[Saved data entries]
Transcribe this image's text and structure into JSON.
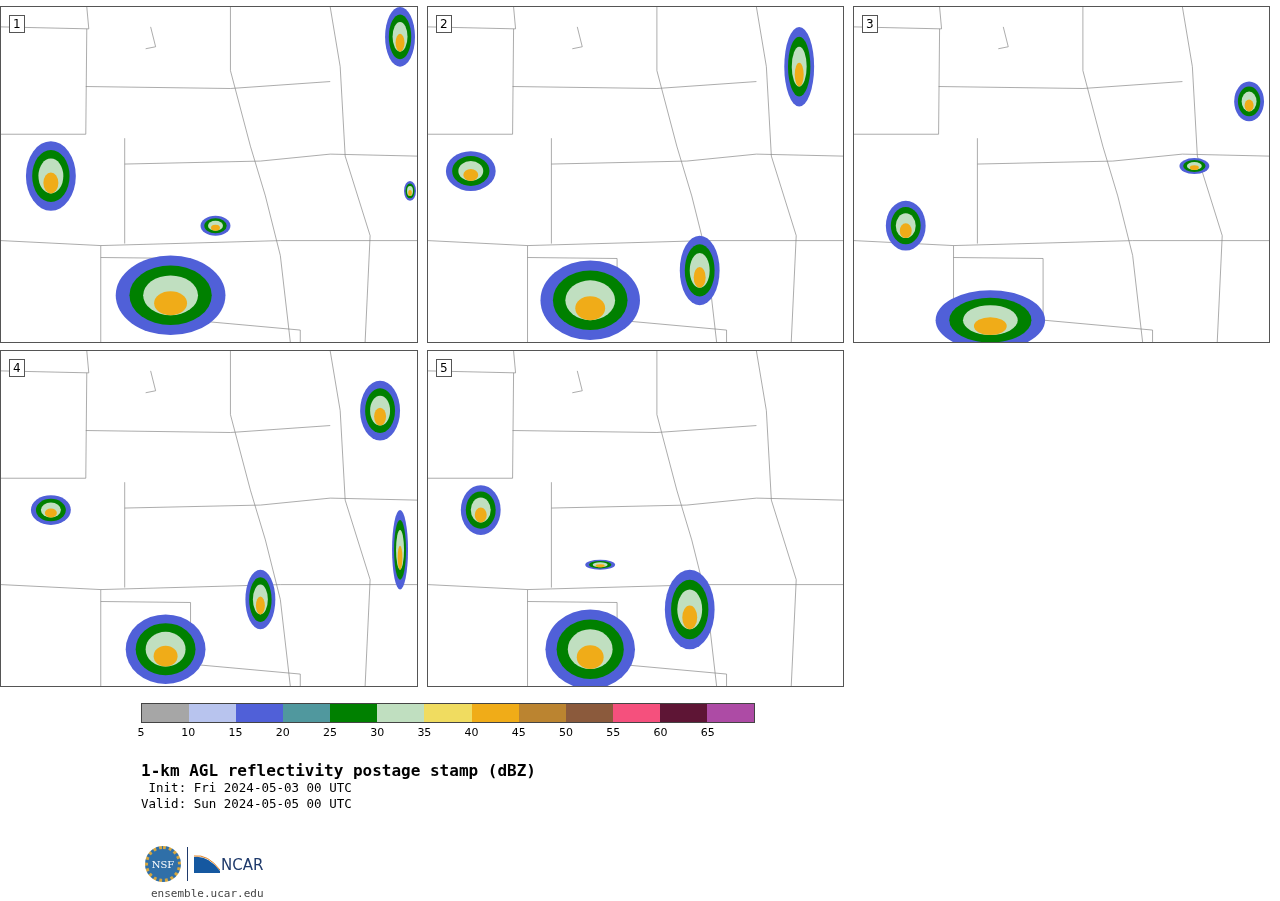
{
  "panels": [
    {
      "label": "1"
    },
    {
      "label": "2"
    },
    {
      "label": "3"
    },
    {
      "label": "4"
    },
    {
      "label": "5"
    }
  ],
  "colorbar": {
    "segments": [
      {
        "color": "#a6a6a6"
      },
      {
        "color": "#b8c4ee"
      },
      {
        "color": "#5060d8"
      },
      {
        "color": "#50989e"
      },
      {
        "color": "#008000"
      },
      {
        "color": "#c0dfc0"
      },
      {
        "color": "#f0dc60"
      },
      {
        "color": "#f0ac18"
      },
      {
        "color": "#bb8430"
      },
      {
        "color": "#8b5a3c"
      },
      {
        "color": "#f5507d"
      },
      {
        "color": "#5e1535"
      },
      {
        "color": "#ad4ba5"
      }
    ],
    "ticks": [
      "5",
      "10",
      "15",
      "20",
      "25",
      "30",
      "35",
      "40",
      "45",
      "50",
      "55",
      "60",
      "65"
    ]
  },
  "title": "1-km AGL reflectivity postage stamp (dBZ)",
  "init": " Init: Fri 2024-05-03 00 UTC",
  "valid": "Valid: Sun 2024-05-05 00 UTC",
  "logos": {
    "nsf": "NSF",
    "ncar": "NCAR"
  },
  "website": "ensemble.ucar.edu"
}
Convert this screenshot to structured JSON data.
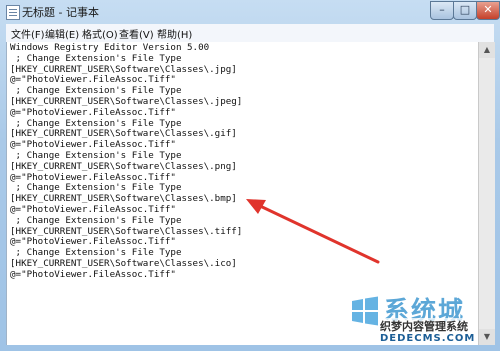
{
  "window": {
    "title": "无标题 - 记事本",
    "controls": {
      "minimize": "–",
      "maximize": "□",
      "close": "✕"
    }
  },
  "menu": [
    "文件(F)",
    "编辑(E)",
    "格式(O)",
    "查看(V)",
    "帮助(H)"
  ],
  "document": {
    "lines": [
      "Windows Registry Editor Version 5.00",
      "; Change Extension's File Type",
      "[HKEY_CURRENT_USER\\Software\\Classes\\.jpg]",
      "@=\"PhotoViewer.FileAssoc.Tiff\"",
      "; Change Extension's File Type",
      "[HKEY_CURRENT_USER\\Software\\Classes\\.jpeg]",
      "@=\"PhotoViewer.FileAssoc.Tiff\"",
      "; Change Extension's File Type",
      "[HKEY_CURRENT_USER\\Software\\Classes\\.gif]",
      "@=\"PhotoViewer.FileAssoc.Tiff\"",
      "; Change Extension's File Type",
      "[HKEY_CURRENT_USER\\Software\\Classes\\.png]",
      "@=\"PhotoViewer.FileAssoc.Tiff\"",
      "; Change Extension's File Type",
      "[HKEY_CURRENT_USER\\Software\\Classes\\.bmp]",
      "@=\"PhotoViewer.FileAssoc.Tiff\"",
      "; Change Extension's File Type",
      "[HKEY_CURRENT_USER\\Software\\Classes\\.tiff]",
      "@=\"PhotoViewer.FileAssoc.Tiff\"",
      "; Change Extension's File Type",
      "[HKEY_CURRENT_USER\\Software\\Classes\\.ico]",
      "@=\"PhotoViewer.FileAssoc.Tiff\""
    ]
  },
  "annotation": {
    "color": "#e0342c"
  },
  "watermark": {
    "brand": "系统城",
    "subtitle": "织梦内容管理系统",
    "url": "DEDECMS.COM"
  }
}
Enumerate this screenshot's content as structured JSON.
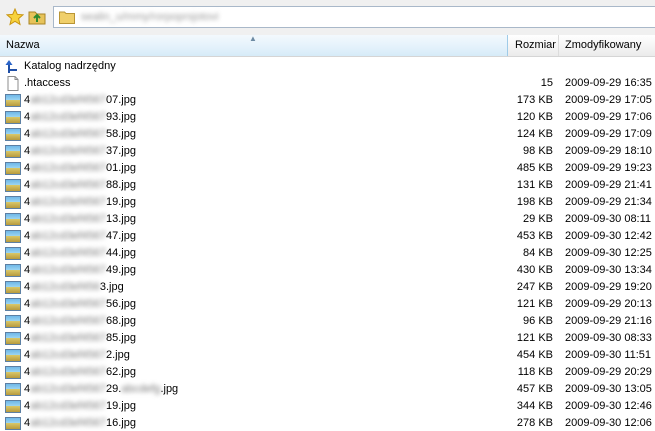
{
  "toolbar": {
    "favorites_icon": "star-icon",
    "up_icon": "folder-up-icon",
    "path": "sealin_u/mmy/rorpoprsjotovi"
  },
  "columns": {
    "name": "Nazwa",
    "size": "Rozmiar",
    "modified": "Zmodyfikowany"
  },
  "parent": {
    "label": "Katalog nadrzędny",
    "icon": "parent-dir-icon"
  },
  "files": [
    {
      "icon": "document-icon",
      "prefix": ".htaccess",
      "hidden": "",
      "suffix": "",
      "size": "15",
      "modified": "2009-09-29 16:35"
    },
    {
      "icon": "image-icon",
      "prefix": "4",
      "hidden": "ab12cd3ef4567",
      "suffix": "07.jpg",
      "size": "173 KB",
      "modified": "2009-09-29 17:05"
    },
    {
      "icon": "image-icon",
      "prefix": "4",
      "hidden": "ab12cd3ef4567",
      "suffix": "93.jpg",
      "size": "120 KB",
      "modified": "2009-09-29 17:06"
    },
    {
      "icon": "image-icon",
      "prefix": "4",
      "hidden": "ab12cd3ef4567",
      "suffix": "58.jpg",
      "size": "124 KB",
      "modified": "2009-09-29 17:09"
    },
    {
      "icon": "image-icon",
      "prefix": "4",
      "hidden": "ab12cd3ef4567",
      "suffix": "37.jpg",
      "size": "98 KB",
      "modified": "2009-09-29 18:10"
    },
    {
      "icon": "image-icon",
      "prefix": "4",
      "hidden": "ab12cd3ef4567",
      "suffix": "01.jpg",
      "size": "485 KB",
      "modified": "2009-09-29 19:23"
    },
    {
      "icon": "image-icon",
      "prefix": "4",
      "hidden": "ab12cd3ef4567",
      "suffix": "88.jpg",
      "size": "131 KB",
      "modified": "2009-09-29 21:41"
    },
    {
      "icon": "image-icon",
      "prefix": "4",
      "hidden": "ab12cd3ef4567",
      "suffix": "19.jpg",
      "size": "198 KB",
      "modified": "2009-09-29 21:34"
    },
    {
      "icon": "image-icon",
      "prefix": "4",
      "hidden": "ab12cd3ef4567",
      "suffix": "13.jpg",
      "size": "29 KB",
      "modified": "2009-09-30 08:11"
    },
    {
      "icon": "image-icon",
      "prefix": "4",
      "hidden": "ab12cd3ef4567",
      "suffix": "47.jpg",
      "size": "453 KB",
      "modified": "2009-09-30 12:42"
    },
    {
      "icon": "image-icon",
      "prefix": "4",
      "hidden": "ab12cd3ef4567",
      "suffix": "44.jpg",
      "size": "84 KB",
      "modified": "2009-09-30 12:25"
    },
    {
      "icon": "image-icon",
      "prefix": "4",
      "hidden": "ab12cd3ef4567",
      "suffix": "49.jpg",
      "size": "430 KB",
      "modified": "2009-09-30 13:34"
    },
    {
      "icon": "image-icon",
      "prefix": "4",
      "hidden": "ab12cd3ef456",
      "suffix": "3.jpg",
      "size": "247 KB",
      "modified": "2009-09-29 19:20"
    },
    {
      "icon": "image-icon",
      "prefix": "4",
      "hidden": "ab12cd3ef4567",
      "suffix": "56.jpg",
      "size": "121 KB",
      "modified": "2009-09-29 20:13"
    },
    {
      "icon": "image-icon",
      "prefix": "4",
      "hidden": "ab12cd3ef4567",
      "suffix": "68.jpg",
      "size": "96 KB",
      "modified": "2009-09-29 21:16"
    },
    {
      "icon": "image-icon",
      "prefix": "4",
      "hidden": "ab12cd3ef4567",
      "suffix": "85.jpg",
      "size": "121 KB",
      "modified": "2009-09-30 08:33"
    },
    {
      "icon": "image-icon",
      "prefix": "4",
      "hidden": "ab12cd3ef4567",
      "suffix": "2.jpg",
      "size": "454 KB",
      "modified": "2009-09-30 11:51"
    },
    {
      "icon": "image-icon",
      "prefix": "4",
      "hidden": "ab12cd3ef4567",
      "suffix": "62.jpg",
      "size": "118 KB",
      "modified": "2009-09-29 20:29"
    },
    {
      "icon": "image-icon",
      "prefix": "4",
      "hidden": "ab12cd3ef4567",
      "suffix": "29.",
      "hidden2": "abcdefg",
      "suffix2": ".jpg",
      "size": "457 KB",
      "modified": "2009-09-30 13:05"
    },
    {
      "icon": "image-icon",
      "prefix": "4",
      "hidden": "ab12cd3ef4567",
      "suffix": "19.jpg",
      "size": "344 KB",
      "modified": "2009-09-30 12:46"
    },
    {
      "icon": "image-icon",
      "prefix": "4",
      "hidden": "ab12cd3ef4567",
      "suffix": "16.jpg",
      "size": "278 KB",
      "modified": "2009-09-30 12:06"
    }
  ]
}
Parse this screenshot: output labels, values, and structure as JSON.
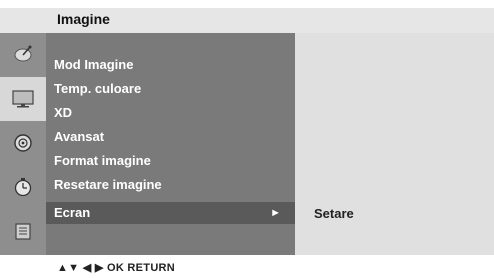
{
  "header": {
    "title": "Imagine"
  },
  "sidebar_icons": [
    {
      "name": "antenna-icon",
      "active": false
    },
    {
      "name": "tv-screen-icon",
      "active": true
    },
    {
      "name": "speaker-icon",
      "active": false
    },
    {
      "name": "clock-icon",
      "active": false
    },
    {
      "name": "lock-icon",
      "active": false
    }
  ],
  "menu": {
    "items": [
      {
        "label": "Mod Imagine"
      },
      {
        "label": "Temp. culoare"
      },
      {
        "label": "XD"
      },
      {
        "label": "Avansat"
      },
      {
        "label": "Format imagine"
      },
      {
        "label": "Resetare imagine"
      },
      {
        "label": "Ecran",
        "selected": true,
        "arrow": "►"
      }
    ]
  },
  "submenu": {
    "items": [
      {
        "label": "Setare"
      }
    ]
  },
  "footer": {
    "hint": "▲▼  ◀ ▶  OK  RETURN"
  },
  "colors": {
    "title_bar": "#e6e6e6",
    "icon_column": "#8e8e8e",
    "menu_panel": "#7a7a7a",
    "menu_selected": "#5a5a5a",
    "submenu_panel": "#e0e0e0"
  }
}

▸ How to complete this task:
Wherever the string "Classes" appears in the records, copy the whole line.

▸ Exercise result:
      "[HKEY_CURRENT_USER\\Software\\Classes\\.jpg]",
      "[HKEY_CURRENT_USER\\Software\\Classes\\.jpeg]",
      "[HKEY_CURRENT_USER\\Software\\Classes\\.gif]",
      "[HKEY_CURRENT_USER\\Software\\Classes\\.png]",
      "[HKEY_CURRENT_USER\\Software\\Classes\\.bmp]",
      "[HKEY_CURRENT_USER\\Software\\Classes\\.tiff]",
      "[HKEY_CURRENT_USER\\Software\\Classes\\.ico]",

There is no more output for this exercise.